On Reagan, due process and Dave Agema
Remembering Reagan’s inaugural address
Mark Meckler in The American Spectator: It doesn’t seem like it’s been thirty-four years.
But on January 20, 1981, Ronald Reagan was sworn in as the 40th President of the United States. The words of his inaugural address are full of timeless truth, and perhaps are even more powerful today than when they were first uttered.
Like today, the America of 1981 faced economic challenges including unemployment, inflation, a growing deficit, and challenges abroad. Reagan’s speech inspired the American people to believe — not in some vague notion of “hope.” Rather, he inspired us to believe that we could courageously face those problems and solve them. When he said the nation was not, as some claimed, “doomed to an inevitable decline,” it was as if that Carter-induced malaise lost some of its power.
Reagan wasn’t a sunny optimist without also being a stubborn realist. He knew we had real problems and warned of the dangers of “mortgaging our future and our children’s future” with out-of-control spending and deficits. And, in a counter-intuitive statement for a man who’d just taken the most prominent position in the federal government, he said the ballooning size of government was the number-one contributor to the nation’s problems.
Reagan was right about this: The hope for a brighter American future doesn’t lie in so-called government solutions, but in her people:
“Those who say that we are in a time when there are no heroes just don’t know where to look. You can see heroes every day going in and out of factory gates. You meet heroes across a counter — and they are on both sides of that counter. There are entrepreneurs with faith in themselves and faith in an idea who create new jobs, new wealth and opportunity.”
Questions on racial profiling
Matt Welch in Reason: On Dec. 2, Attorney General Eric Holder, the top law enforcement official in the country, went to Atlanta’s Ebenezer Baptist Church to announce that the Justice Department would soon “institute rigorous new standards-and robust safeguards-to help end racial profiling, once and for all.”
Neither time nor place was accidental. Ebenezer was the home church of civil rights hero Rev. Martin Luther King. And Dec. 2 was one week after a grand jury in Ferguson, Missouri, opted to not indict Officer Darren Wilson in the shooting death of Michael Brown. Two days after the speech, a Staten Island grand jury would also decline to indict Officer Daniel Pantaleo in the choking death of Eric Garner. In both cases, the cops were white, the victims black. Both decisions touched off nationwide protests that were largely about race, with demonstrators consistently making the basic point that “black lives matter.”

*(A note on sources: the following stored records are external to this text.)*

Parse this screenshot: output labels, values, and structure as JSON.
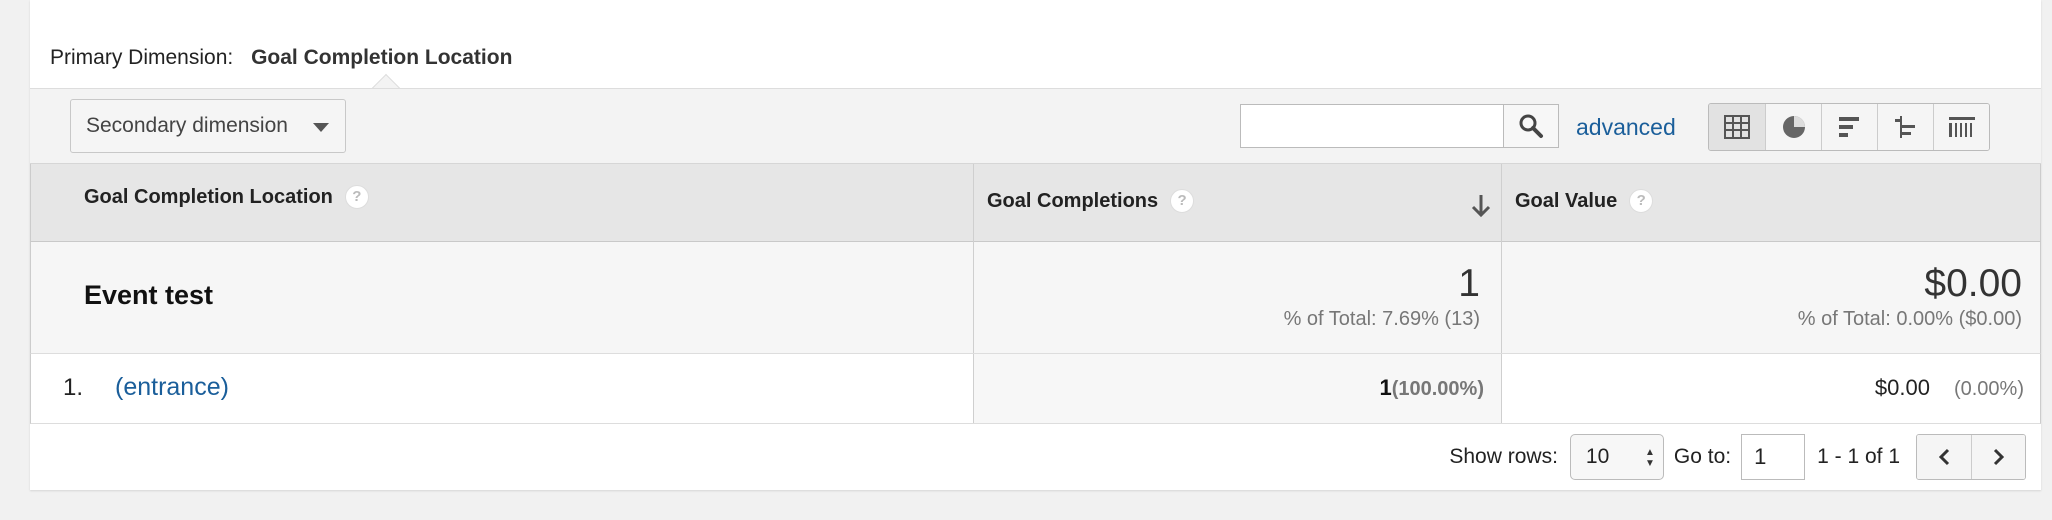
{
  "primary_dimension": {
    "label": "Primary Dimension:",
    "value": "Goal Completion Location"
  },
  "toolbar": {
    "secondary_dimension_label": "Secondary dimension",
    "search_value": "",
    "advanced_label": "advanced",
    "view_buttons": [
      "table-view-icon",
      "pie-chart-icon",
      "bar-chart-icon",
      "comparison-icon",
      "pivot-icon"
    ]
  },
  "table": {
    "columns": [
      {
        "label": "Goal Completion Location",
        "help": "?"
      },
      {
        "label": "Goal Completions",
        "help": "?",
        "sorted": "descending"
      },
      {
        "label": "Goal Value",
        "help": "?"
      }
    ],
    "total": {
      "name": "Event test",
      "goal_completions": "1",
      "goal_completions_sub": "% of Total: 7.69% (13)",
      "goal_value": "$0.00",
      "goal_value_sub": "% of Total: 0.00% ($0.00)"
    },
    "rows": [
      {
        "index": "1.",
        "location": "(entrance)",
        "goal_completions": "1",
        "goal_completions_pct": "(100.00%)",
        "goal_value": "$0.00",
        "goal_value_pct": "(0.00%)"
      }
    ]
  },
  "pager": {
    "show_rows_label": "Show rows:",
    "rows_value": "10",
    "go_to_label": "Go to:",
    "go_to_value": "1",
    "range_text": "1 - 1 of 1"
  },
  "colors": {
    "link": "#1a5e9a",
    "header_bg": "#e6e6e6",
    "toolbar_bg": "#f3f3f3"
  }
}
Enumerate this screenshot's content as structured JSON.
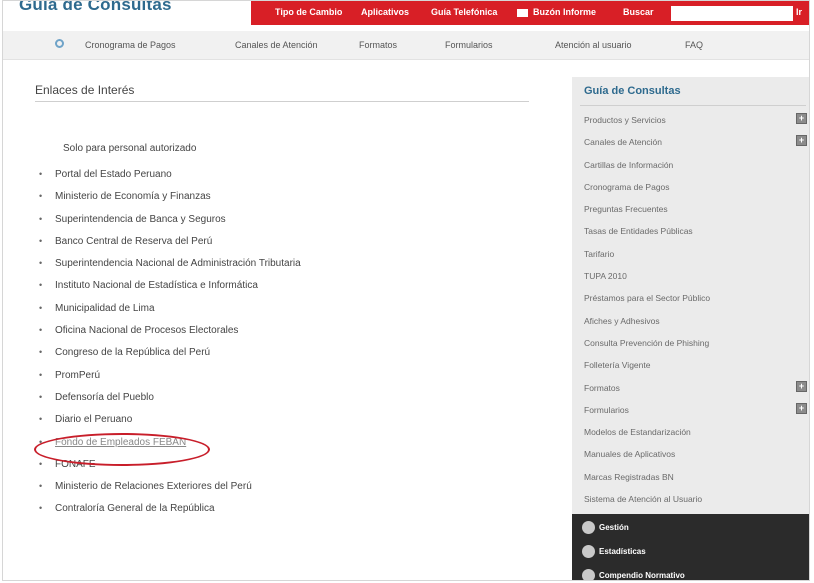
{
  "site": {
    "title": "Guía de Consultas"
  },
  "topnav": {
    "items": [
      "Tipo de Cambio",
      "Aplicativos",
      "Guía Telefónica",
      "Buzón Informe",
      "Buscar"
    ],
    "search_placeholder": "",
    "search_button": "Ir"
  },
  "subnav": {
    "items": [
      "Cronograma de Pagos",
      "Canales de Atención",
      "Formatos",
      "Formularios",
      "Atención al usuario",
      "FAQ"
    ]
  },
  "main": {
    "title": "Enlaces de Interés",
    "auth_note": "Solo para personal autorizado",
    "links": [
      "Portal del Estado Peruano",
      "Ministerio de Economía y Finanzas",
      "Superintendencia de Banca y Seguros",
      "Banco Central de Reserva del Perú",
      "Superintendencia Nacional de Administración Tributaria",
      "Instituto Nacional de Estadística e Informática",
      "Municipalidad de Lima",
      "Oficina Nacional de Procesos Electorales",
      "Congreso de la República del Perú",
      "PromPerú",
      "Defensoría del Pueblo",
      "Diario el Peruano",
      "Fondo de Empleados FEBAN",
      "FONAFE",
      "Ministerio de Relaciones Exteriores del Perú",
      "Contraloría General de la República"
    ],
    "highlighted_link": "Fondo de Empleados FEBAN"
  },
  "sidebar": {
    "title": "Guía de Consultas",
    "items": [
      {
        "label": "Productos y Servicios",
        "expandable": true
      },
      {
        "label": "Canales de Atención",
        "expandable": true
      },
      {
        "label": "Cartillas de Información",
        "expandable": false
      },
      {
        "label": "Cronograma de Pagos",
        "expandable": false
      },
      {
        "label": "Preguntas Frecuentes",
        "expandable": false
      },
      {
        "label": "Tasas de Entidades Públicas",
        "expandable": false
      },
      {
        "label": "Tarifario",
        "expandable": false
      },
      {
        "label": "TUPA 2010",
        "expandable": false
      },
      {
        "label": "Préstamos para el Sector Público",
        "expandable": false
      },
      {
        "label": "Afiches y Adhesivos",
        "expandable": false
      },
      {
        "label": "Consulta Prevención de Phishing",
        "expandable": false
      },
      {
        "label": "Folletería Vigente",
        "expandable": false
      },
      {
        "label": "Formatos",
        "expandable": true
      },
      {
        "label": "Formularios",
        "expandable": true
      },
      {
        "label": "Modelos de Estandarización",
        "expandable": false
      },
      {
        "label": "Manuales de Aplicativos",
        "expandable": false
      },
      {
        "label": "Marcas Registradas BN",
        "expandable": false
      },
      {
        "label": "Sistema de Atención al Usuario",
        "expandable": false
      }
    ],
    "expand_glyph": "+"
  },
  "bottom_panel": {
    "items": [
      "Gestión",
      "Estadísticas",
      "Compendio Normativo"
    ]
  },
  "colors": {
    "brand_red": "#d81f26",
    "brand_blue": "#2e6a8e",
    "highlight_ellipse": "#c81e2a",
    "dark_panel": "#2b2b2b"
  }
}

So in one sense Holder, the country’s first African-American attorney general, was simply responding to the Zeitgeist of the moment, much the same way President Barack Obama did a day earlier at a White House summit meeting announcing a new task force to improve the relationship between police and communities of color. “[We need] to begin a process in which we’re able to surface honest conversations with law enforcement, community activists, academics, elected officials, the faith community, and try to determine what the problems are and, most importantly, try to come up with concrete solutions that can move the ball forward,” the president said.
But by focusing on the role of race to the exclusion of other contributing factors in these cases, both the powerless in the streets and the powerful in the suites were letting an important culprit off the hook: power itself.
The GOP’s Agema problem
Betsy Woodruff in Slate: When the Republican National Committee assembles later this week in San Diego for its winter meeting, it’s hoping that Dave Agema doesn’t make the trip. That’s because Agema—the Republican National Committeeman for the state of Michigan—has become an embarrassment for much of the party. Specifically, he has a bad habit of posting racist, Islamophobic, and homophobic screeds on Facebook. He’s expected to attend the Winter Meeting in San Diego later this week, and some conservatives say the RNC isn’t doing enough to muscle him out.
Agema, formerly an Air Force fighter pilot, served three terms in the Michigan House of Representatives—the maximum allowed by the state’s term limits—and then challenged Saul Anuzis for his spot as RNC committeeman at the 2012 Republican state convention. MLive reported that consultant John Yob, now the national political director of Sen. Rand Paul’s RANDPAC, “engineered Agema’s victory,” a win that capitalized on the state delegates’ Tea Party fervor. Paul Welday, the chairman of the Michigan GOP 14th district committee, said that contest was a proxy war between Yob and Anuzis, who have feuded in the past.
“Dave Agema proved to be the beneficiary as the result of that fight,” Welday said.
Before becoming committeeman, Agema had a controversial tenure in the Michigan statehouse. He has said that Muslims intend to implement Sharia in the state, energetically opposed same-sex marriage, and was known as one of the most far right members of the chamber.